Lines with the word "Network" are the ones wanted. Copy each of them from the entries below.
———
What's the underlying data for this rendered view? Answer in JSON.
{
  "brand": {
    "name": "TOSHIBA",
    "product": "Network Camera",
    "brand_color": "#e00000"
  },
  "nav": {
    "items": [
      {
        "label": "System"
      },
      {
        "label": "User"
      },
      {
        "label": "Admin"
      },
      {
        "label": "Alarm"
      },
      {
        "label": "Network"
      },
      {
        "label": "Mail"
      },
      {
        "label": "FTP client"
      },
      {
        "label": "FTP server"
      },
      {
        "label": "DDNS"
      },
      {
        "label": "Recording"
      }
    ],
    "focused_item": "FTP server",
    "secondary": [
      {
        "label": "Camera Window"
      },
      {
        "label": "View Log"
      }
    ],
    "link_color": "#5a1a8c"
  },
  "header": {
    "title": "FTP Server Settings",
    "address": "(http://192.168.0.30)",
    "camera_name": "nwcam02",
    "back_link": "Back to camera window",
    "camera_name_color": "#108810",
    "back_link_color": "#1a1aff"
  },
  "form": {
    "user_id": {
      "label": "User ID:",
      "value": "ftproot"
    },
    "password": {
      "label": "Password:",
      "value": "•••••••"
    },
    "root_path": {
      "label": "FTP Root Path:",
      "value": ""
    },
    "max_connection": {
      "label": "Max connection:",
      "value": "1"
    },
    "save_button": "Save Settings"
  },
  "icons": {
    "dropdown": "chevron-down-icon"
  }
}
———
> _Solution to the problem_:
    "product": "Network Camera",
        "label": "Network"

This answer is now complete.